[[ SOURCE MATERIAL, beginning ]]

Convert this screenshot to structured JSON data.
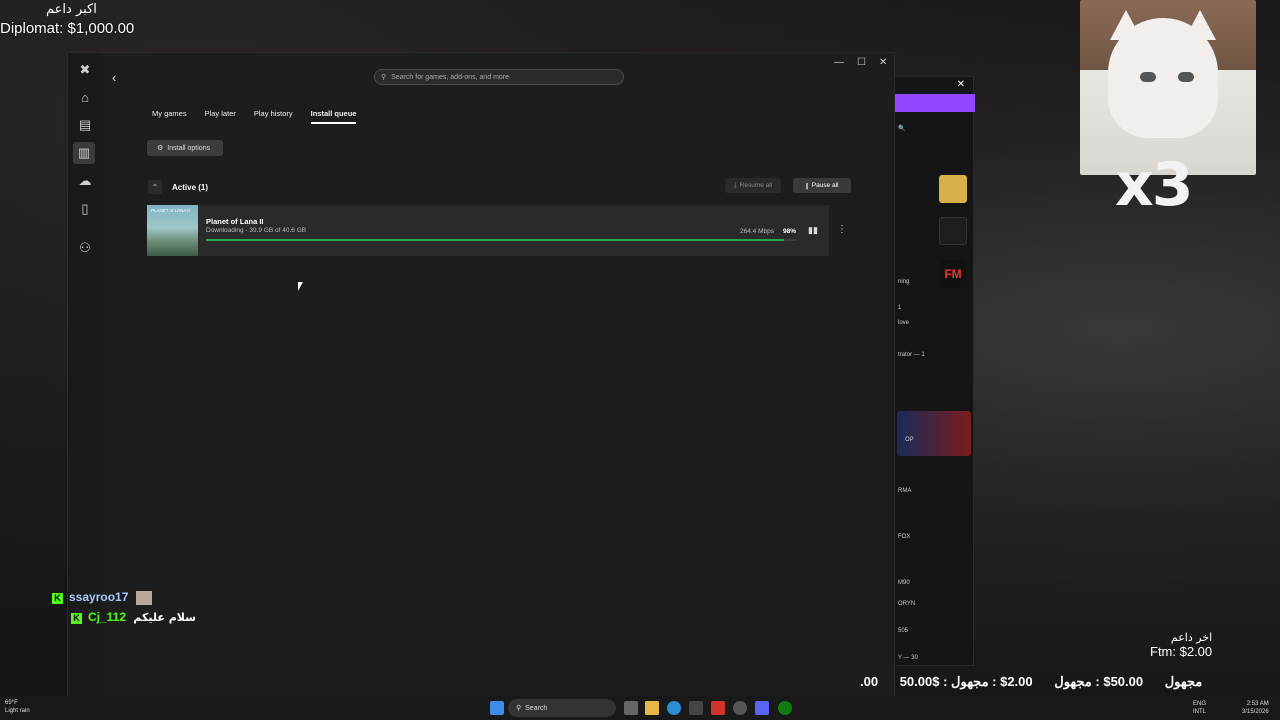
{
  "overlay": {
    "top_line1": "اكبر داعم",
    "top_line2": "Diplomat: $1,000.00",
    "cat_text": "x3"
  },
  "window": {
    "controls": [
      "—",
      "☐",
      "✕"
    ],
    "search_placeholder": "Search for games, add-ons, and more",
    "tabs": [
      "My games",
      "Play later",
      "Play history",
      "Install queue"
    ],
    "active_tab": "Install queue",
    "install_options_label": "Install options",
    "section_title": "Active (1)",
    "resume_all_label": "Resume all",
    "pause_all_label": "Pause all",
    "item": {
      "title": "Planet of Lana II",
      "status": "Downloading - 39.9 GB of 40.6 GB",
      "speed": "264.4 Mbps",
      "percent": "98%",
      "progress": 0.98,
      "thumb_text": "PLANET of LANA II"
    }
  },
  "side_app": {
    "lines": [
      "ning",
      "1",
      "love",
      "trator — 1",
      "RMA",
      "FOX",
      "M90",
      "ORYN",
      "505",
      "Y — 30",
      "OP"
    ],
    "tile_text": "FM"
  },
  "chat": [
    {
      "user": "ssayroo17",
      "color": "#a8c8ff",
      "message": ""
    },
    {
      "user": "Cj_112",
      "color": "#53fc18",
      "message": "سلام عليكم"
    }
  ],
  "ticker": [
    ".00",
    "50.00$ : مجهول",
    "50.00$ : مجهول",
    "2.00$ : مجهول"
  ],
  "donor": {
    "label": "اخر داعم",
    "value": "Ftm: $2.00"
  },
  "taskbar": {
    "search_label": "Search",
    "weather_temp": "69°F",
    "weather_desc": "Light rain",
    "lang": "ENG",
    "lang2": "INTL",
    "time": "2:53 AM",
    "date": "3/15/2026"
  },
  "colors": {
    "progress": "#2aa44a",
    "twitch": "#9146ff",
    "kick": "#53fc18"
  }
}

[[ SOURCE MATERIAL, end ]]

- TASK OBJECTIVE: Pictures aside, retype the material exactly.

- EXERCISE OUTPUT:
Convert this screenshot to structured JSON data.
{
  "overlay": {
    "top_line1": "اكبر داعم",
    "top_line2": "Diplomat: $1,000.00",
    "cat_text": "x3"
  },
  "window": {
    "controls": [
      "—",
      "☐",
      "✕"
    ],
    "search_placeholder": "Search for games, add-ons, and more",
    "tabs": [
      "My games",
      "Play later",
      "Play history",
      "Install queue"
    ],
    "active_tab": "Install queue",
    "install_options_label": "Install options",
    "section_title": "Active (1)",
    "resume_all_label": "Resume all",
    "pause_all_label": "Pause all",
    "item": {
      "title": "Planet of Lana II",
      "status": "Downloading - 39.9 GB of 40.6 GB",
      "speed": "264.4 Mbps",
      "percent": "98%",
      "progress": 0.98,
      "thumb_text": "PLANET of LANA II"
    }
  },
  "side_app": {
    "lines": [
      "ning",
      "1",
      "love",
      "trator — 1",
      "RMA",
      "FOX",
      "M90",
      "ORYN",
      "505",
      "Y — 30",
      "OP"
    ],
    "tile_text": "FM"
  },
  "chat": [
    {
      "user": "ssayroo17",
      "color": "#a8c8ff",
      "message": ""
    },
    {
      "user": "Cj_112",
      "color": "#53fc18",
      "message": "سلام عليكم"
    }
  ],
  "ticker": [
    ".00",
    "50.00$ : مجهول",
    "50.00$ : مجهول",
    "2.00$ : مجهول"
  ],
  "donor": {
    "label": "اخر داعم",
    "value": "Ftm: $2.00"
  },
  "taskbar": {
    "search_label": "Search",
    "weather_temp": "69°F",
    "weather_desc": "Light rain",
    "lang": "ENG",
    "lang2": "INTL",
    "time": "2:53 AM",
    "date": "3/15/2026"
  },
  "colors": {
    "progress": "#2aa44a",
    "twitch": "#9146ff",
    "kick": "#53fc18"
  }
}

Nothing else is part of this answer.